Excerpted records:
****
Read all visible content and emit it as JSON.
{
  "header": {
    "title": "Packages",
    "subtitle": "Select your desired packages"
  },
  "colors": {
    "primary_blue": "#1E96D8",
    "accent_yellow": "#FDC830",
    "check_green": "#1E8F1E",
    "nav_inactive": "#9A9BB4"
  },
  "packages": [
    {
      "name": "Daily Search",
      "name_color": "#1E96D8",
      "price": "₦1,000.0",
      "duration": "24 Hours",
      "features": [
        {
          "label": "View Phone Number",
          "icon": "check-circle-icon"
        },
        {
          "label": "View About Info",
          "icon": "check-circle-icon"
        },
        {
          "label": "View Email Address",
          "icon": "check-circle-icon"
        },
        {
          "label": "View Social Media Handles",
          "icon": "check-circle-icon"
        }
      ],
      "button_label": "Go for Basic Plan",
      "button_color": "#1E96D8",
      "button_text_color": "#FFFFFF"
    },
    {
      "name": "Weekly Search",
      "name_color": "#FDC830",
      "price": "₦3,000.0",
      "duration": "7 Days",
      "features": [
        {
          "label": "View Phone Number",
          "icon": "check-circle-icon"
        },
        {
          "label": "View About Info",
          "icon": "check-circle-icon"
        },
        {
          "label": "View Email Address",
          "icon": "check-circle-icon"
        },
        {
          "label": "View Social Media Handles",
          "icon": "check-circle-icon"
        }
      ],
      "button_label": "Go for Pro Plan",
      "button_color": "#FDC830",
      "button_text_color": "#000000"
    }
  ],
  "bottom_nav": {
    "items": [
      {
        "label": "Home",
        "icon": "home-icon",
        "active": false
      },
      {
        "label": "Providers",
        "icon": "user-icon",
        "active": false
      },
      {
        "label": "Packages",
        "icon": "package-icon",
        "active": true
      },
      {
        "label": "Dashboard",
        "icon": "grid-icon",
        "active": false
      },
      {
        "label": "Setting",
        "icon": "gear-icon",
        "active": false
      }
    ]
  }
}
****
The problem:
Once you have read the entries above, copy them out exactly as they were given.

Exercise answer:
Read all visible content and emit it as JSON.
{
  "header": {
    "title": "Packages",
    "subtitle": "Select your desired packages"
  },
  "colors": {
    "primary_blue": "#1E96D8",
    "accent_yellow": "#FDC830",
    "check_green": "#1E8F1E",
    "nav_inactive": "#9A9BB4"
  },
  "packages": [
    {
      "name": "Daily Search",
      "name_color": "#1E96D8",
      "price": "₦1,000.0",
      "duration": "24 Hours",
      "features": [
        {
          "label": "View Phone Number",
          "icon": "check-circle-icon"
        },
        {
          "label": "View About Info",
          "icon": "check-circle-icon"
        },
        {
          "label": "View Email Address",
          "icon": "check-circle-icon"
        },
        {
          "label": "View Social Media Handles",
          "icon": "check-circle-icon"
        }
      ],
      "button_label": "Go for Basic Plan",
      "button_color": "#1E96D8",
      "button_text_color": "#FFFFFF"
    },
    {
      "name": "Weekly Search",
      "name_color": "#FDC830",
      "price": "₦3,000.0",
      "duration": "7 Days",
      "features": [
        {
          "label": "View Phone Number",
          "icon": "check-circle-icon"
        },
        {
          "label": "View About Info",
          "icon": "check-circle-icon"
        },
        {
          "label": "View Email Address",
          "icon": "check-circle-icon"
        },
        {
          "label": "View Social Media Handles",
          "icon": "check-circle-icon"
        }
      ],
      "button_label": "Go for Pro Plan",
      "button_color": "#FDC830",
      "button_text_color": "#000000"
    }
  ],
  "bottom_nav": {
    "items": [
      {
        "label": "Home",
        "icon": "home-icon",
        "active": false
      },
      {
        "label": "Providers",
        "icon": "user-icon",
        "active": false
      },
      {
        "label": "Packages",
        "icon": "package-icon",
        "active": true
      },
      {
        "label": "Dashboard",
        "icon": "grid-icon",
        "active": false
      },
      {
        "label": "Setting",
        "icon": "gear-icon",
        "active": false
      }
    ]
  }
}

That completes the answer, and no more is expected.